(Component data from apps and pages)

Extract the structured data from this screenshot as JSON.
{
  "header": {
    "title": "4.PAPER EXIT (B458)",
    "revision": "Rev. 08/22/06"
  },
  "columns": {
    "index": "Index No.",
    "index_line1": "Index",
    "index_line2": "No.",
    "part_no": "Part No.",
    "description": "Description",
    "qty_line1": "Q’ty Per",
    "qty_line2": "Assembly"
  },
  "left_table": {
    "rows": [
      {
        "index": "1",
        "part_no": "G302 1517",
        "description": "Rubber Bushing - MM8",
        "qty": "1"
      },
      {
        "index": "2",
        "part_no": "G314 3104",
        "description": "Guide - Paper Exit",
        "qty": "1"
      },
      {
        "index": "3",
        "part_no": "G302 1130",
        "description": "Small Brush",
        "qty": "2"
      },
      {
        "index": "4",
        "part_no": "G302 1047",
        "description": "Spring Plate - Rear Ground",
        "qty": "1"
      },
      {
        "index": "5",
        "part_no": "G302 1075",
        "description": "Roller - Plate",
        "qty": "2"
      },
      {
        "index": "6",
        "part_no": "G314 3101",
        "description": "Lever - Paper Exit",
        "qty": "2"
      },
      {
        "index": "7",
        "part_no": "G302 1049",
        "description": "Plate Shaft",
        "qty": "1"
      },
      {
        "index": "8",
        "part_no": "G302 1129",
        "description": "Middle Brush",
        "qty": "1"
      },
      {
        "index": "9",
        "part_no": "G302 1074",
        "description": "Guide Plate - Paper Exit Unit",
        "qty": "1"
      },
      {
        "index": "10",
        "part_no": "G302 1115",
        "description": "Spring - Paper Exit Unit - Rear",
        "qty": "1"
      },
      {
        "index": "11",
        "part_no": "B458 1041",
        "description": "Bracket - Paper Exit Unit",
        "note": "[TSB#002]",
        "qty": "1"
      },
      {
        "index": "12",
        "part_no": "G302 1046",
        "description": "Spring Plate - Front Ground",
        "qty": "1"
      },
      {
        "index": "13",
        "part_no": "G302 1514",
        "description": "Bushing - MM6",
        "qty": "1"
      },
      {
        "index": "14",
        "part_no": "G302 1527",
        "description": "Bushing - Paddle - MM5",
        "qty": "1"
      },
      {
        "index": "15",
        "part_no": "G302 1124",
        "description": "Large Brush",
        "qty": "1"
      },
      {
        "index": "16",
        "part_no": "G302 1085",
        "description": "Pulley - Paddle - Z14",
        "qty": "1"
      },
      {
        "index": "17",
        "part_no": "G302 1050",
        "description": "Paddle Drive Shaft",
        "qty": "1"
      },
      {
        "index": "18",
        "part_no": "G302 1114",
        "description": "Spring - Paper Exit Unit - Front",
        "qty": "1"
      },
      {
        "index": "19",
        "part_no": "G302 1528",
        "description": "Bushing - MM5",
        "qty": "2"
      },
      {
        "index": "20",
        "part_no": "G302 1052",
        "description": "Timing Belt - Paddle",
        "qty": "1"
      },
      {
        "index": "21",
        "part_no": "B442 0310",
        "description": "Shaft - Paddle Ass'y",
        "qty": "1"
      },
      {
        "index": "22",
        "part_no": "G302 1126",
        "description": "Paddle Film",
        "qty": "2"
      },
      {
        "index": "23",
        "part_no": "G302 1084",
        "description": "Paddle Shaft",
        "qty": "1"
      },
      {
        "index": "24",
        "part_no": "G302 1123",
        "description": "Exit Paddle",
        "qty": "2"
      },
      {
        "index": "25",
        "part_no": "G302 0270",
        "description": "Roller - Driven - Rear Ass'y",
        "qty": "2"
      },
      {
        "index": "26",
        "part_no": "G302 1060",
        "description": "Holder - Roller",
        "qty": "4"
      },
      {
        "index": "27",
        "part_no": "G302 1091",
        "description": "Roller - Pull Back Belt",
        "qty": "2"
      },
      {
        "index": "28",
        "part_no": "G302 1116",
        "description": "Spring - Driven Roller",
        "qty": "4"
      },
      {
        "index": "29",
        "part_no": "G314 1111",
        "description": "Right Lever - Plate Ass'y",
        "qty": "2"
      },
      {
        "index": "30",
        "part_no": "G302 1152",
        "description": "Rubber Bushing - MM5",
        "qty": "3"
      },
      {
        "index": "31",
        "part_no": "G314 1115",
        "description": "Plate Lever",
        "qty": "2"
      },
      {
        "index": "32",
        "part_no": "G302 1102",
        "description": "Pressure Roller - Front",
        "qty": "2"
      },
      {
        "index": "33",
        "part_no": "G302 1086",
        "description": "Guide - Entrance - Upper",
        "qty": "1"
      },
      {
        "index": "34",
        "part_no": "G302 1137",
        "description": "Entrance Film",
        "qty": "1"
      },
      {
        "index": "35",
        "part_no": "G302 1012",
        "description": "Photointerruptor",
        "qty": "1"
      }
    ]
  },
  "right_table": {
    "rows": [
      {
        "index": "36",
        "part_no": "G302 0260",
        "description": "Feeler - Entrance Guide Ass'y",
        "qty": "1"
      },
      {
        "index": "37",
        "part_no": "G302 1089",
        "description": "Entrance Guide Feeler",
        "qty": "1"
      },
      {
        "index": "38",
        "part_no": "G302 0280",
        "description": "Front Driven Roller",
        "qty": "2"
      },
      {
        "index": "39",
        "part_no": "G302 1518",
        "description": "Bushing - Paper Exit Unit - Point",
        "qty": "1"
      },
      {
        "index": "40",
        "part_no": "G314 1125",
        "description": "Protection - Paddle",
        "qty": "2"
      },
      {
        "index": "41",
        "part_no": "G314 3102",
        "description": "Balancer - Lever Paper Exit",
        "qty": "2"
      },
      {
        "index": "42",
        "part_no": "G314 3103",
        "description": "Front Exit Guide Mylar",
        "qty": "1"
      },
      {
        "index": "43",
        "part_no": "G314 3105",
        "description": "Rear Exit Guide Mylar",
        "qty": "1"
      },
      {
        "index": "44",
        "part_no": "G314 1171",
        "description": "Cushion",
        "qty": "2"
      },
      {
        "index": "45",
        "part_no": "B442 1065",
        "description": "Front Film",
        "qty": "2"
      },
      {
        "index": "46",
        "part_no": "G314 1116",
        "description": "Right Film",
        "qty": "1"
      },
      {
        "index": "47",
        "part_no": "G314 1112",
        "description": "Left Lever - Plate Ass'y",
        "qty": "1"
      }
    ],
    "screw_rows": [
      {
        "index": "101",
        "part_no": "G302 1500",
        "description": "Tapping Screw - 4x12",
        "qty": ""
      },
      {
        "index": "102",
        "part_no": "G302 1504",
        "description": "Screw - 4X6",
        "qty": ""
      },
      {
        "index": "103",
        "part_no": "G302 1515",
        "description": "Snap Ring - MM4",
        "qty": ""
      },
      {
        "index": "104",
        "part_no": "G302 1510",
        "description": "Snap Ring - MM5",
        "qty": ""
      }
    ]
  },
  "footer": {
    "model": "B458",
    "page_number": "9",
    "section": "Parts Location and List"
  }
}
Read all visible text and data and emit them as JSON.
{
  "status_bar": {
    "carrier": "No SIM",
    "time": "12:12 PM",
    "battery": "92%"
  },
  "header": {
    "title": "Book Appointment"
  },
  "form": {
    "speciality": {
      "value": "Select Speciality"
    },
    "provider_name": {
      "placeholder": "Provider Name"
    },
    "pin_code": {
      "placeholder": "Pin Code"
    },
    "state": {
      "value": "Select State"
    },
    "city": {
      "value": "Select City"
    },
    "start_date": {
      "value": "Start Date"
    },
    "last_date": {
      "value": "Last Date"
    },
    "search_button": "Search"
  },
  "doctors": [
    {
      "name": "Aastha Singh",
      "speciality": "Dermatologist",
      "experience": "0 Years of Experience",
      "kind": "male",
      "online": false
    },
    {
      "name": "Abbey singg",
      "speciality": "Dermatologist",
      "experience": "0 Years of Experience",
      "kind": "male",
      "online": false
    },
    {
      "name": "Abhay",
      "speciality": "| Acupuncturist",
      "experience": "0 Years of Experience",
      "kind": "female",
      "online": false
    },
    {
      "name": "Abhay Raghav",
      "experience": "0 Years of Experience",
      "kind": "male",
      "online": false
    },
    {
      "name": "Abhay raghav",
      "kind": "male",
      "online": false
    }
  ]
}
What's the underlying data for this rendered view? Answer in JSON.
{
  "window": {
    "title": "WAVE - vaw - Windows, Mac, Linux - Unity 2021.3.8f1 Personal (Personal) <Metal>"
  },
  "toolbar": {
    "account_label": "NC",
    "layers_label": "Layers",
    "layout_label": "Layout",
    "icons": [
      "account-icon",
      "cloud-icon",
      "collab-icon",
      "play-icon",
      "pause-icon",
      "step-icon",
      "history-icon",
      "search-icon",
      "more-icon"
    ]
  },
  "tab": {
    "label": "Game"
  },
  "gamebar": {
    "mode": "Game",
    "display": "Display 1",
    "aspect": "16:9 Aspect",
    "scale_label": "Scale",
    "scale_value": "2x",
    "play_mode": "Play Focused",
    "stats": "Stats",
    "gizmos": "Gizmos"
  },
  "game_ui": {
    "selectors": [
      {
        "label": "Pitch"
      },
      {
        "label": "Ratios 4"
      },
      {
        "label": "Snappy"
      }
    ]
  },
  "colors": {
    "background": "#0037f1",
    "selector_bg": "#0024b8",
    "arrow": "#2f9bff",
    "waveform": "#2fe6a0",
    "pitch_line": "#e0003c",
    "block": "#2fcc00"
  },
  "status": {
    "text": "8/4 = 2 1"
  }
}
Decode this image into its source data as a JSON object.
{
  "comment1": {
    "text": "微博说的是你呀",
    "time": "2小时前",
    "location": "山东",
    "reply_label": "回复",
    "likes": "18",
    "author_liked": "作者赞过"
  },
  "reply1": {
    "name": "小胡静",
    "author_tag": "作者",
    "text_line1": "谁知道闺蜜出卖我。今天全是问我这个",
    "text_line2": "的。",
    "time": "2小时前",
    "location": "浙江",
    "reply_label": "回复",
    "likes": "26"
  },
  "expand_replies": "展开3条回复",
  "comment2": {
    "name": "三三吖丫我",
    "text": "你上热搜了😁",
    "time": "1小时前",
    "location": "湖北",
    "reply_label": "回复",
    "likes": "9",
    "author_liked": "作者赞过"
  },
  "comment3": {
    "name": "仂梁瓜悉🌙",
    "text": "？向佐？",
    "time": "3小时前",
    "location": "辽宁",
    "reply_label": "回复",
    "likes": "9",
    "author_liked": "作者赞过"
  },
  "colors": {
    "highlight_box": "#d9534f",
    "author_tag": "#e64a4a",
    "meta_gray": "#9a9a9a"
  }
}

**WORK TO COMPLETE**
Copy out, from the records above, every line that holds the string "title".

**OUTPUT**
    "title": "4.PAPER EXIT (B458)",
    "title": "Book Appointment"
    "title": "WAVE - vaw - Windows, Mac, Linux - Unity 2021.3.8f1 Personal (Personal) <Metal>"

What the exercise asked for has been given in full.